First of all, it is advisable to include an explicit clause signifying that the obligations of the individual special purpose vehicles are independent of each other and do not establish any joint and several liability. It must also be emphasised that events occurring within one project – particularly a default – do not have any effect on other projects or that effects such as an event of default are restricted to the specific project.
The above-described clause needs to be reflected in the rest of the contractual documentation. Each individual reference to the “borrower” and the consequences that arise from this must be examined critically with respect to possible portfoliowide effects. This applies especially to representations, warranties, guarantees and default clauses. Representations and warranties have to be provided by each individual special purpose vehicle and restricted to their respective projects. Clauses that ostensibly do not have any collective effect, such as termination options in the event of a change in legal framework, should also be reviewed critically. If amendments to statutory law are limited to definable projects, this must already be taken into account in the contractual documents in the form of a limitation of possible consequences.
The documentation for portfolio project financing typically comprises a number of contracts. Reference has already been made to security and intercreditor agreements. These agreements must also reflect the above-described separation of the projects. This leads to fewer difficulties in individual loan agreements that are concluded on the basis of the framework agreement with the individual special purpose vehicles, because the project is then already individualised. This does not necessarily apply to security agreements, however. The definition of the secured claims, in particular, involves the risk that the individual projects might be combined, and it must thus be subjected to close scrutiny.
In all of this, it is important not to lose track of the interests of the financing parties in securing their position. These interests can, however, be counterbalanced by means of the distribution of surpluses from the individual projects. It is conceivable, for example, that current surpluses from all of the projects are initially – i.e. before being paid out to shareholders or sponsors – directed to a central account. In the event of an appropriate need (to be defined), weaker projects could be “cross-subsidised” from this account. In this context, an individually negotiated cash waterfall is suitable for taking the different interests of the parties into account.
Portfolio project financing offers time and financial advantages. At the same time, however, there is a substantial risk that negative developments in one project might infect the entire portfolio.

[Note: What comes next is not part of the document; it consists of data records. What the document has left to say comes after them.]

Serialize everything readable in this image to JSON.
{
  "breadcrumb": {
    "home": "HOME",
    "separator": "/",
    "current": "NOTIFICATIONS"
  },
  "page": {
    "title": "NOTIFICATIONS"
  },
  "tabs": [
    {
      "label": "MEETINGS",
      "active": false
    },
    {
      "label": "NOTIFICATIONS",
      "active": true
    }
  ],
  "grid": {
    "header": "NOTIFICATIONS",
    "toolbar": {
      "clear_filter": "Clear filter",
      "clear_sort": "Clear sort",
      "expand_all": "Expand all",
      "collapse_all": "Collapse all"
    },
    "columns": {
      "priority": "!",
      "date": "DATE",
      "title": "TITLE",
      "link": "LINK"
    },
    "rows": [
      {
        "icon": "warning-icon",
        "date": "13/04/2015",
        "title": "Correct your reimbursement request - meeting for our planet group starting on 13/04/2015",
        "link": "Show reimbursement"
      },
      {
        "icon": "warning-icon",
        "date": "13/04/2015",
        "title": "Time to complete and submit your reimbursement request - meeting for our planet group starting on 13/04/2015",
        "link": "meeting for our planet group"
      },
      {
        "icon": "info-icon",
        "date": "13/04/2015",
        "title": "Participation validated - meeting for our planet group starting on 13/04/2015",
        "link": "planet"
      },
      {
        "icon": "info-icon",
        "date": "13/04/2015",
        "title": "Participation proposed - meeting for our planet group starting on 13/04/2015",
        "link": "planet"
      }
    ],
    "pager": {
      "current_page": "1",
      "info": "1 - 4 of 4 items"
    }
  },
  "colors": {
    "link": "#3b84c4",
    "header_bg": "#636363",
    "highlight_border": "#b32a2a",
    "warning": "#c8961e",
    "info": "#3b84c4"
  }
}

It is already apparent from this brief description of individual aspects for consideration that there is no “one-size-fits-all” solution and that individual structuring of contractual documents is necessary in order to reconcile the interests of sponsors and lenders.